It’s Slow Art Day on 10 April.
In current times one might think of the Slow Art movement as answer to physical distancing and restricted numbers in museums and art galleries. But essentially it is about changing our way of experiencing art from a casual look as we wander through long rows of galleries to a deeper engagement with individual works. Which might in turn enhance our mental health and wellbeing.
Researchers found in 2017 that visitors to the Art Institute of Chicago spent an average 28.63 seconds looking at an artwork.
“If you just slow down and look at any kind of art, you discover that you can build a relationship with it” says Phil Terry, founder of Slow Art Day in this Washington Post article, and that this could also be a way to remove barriers that make people feel they need to know a lot about art to enjoy it.
How does slow art work? The Slow Art movement suggests to look at five works of art for 10 minutes each and then meet and talk about your experience. Jennifer Roberts, an art history professor at Harvard University and a proponent of slow art, has her students look at an individual artwork for three hours.
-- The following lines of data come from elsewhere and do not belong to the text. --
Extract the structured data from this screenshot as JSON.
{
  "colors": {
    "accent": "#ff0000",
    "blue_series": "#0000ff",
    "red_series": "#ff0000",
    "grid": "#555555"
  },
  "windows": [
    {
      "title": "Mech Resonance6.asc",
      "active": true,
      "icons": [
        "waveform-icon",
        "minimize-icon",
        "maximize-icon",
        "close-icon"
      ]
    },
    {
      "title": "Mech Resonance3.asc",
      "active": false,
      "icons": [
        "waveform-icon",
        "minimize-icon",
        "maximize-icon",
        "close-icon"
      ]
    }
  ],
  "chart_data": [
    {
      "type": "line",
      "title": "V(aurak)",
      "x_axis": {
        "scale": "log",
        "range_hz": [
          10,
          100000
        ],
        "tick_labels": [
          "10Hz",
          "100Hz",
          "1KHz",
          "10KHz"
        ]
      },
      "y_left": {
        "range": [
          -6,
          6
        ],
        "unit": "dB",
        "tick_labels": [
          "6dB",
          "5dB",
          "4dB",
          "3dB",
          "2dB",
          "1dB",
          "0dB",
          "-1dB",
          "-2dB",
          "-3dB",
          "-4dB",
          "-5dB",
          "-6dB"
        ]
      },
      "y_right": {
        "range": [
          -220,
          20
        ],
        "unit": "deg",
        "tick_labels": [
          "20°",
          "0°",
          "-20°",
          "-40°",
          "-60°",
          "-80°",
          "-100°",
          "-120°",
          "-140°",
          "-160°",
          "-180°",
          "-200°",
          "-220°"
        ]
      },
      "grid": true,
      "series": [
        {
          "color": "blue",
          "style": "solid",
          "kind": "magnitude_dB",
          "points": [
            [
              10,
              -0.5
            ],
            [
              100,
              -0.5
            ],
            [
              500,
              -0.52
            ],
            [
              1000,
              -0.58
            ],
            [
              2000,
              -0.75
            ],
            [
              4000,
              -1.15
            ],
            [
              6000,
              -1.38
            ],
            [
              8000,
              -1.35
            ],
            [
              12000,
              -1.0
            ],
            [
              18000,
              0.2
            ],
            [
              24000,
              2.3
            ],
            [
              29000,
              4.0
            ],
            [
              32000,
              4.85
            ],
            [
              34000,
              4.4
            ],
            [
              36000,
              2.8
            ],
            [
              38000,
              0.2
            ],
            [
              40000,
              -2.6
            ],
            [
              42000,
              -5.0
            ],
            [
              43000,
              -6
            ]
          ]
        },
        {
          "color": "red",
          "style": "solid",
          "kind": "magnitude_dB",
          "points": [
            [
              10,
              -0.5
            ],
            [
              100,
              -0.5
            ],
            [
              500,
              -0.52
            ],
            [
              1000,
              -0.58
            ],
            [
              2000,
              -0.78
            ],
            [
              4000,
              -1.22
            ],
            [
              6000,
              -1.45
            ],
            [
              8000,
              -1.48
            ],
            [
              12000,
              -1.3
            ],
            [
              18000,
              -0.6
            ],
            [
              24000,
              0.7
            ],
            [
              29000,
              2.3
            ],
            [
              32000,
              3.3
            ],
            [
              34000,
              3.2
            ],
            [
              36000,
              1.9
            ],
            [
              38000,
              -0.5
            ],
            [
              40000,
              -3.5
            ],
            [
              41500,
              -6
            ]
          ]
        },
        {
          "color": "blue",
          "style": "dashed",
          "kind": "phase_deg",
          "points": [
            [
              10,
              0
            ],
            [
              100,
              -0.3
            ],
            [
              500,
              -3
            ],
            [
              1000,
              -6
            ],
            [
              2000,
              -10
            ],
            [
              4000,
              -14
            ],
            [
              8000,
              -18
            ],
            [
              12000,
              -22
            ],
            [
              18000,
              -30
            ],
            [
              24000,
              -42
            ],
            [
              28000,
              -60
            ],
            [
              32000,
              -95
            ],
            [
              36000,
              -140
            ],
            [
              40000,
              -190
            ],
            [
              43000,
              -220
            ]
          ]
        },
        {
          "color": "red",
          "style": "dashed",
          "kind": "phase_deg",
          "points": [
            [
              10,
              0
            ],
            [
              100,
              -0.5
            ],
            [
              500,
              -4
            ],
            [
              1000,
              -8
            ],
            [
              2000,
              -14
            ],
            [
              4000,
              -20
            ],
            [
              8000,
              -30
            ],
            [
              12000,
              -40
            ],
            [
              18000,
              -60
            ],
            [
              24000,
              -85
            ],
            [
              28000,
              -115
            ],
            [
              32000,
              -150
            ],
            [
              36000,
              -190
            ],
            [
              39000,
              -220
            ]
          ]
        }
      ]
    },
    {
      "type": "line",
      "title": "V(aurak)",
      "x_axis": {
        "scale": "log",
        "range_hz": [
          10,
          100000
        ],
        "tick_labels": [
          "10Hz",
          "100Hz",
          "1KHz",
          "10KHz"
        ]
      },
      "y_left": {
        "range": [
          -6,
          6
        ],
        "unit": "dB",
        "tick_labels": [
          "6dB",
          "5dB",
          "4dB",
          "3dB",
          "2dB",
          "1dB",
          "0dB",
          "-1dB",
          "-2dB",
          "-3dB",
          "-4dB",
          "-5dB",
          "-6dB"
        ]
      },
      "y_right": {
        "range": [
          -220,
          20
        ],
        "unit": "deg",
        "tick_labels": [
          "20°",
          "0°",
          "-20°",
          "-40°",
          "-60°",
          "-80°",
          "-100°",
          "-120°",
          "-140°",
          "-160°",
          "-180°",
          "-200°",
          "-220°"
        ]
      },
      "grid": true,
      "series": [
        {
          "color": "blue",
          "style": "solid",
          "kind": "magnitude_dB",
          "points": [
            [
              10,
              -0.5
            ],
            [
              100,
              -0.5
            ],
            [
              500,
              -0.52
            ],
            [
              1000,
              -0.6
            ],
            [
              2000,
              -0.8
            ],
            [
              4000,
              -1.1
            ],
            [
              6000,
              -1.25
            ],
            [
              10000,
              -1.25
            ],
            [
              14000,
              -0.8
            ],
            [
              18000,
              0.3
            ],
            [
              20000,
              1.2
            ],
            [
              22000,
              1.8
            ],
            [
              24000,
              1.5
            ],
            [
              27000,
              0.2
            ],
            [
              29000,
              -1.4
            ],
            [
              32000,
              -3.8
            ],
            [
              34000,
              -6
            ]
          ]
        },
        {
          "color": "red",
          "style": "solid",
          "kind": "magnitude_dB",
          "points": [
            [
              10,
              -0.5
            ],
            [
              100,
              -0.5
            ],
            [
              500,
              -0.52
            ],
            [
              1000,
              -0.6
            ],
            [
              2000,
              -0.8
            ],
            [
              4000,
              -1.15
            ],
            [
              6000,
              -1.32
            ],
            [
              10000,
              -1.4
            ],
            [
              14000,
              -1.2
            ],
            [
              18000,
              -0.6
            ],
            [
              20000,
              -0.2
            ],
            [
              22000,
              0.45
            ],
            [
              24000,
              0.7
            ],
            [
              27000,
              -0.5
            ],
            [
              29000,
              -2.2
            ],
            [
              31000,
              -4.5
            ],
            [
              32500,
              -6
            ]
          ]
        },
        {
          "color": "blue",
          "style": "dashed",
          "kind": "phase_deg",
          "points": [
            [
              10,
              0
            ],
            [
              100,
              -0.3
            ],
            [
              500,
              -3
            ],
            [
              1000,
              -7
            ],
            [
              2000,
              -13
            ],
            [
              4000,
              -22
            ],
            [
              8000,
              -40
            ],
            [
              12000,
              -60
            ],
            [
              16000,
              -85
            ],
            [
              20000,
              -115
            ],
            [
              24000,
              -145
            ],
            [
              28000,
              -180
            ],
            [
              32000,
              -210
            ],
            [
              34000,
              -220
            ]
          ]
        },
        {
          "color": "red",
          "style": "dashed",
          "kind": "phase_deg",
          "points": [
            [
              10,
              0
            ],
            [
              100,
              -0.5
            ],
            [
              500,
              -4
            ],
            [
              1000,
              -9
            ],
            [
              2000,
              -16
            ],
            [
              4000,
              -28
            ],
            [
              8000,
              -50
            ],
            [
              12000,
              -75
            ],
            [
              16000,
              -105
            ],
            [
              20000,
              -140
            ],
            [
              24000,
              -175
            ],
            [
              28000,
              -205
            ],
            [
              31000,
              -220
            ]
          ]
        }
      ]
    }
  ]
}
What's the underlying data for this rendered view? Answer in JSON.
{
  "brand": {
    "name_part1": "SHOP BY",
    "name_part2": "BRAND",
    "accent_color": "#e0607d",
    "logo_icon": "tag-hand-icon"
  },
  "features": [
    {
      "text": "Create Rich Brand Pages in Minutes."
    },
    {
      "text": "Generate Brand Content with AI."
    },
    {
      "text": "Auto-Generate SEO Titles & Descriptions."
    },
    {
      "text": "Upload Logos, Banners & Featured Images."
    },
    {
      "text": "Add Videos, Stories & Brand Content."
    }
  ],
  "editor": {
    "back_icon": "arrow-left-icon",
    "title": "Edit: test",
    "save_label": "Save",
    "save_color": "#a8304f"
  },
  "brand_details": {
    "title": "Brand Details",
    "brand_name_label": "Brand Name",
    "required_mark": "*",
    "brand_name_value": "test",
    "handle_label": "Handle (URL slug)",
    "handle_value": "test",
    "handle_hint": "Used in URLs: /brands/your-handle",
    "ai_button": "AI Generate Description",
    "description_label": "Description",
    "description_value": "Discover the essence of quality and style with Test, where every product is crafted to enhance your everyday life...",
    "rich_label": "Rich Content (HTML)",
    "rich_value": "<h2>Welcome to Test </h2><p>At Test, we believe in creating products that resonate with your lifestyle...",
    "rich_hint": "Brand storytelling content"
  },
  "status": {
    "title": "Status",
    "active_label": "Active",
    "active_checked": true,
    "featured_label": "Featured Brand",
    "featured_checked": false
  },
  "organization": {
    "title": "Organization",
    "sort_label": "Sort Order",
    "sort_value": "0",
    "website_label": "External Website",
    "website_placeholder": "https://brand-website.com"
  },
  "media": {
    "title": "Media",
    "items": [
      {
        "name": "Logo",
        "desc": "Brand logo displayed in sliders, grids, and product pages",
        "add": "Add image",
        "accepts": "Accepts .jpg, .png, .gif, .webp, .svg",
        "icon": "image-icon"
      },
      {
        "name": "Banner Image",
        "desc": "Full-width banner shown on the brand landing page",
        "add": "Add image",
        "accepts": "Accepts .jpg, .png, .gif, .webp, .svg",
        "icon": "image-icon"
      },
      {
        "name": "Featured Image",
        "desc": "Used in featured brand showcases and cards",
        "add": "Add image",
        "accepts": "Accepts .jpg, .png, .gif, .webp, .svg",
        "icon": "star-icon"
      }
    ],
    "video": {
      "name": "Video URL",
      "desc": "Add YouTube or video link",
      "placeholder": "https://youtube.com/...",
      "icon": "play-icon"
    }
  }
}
That might be a bit challenging to start with, but definitely interesting what that experience leads to.
10 minutes or 3 hours – give it a try!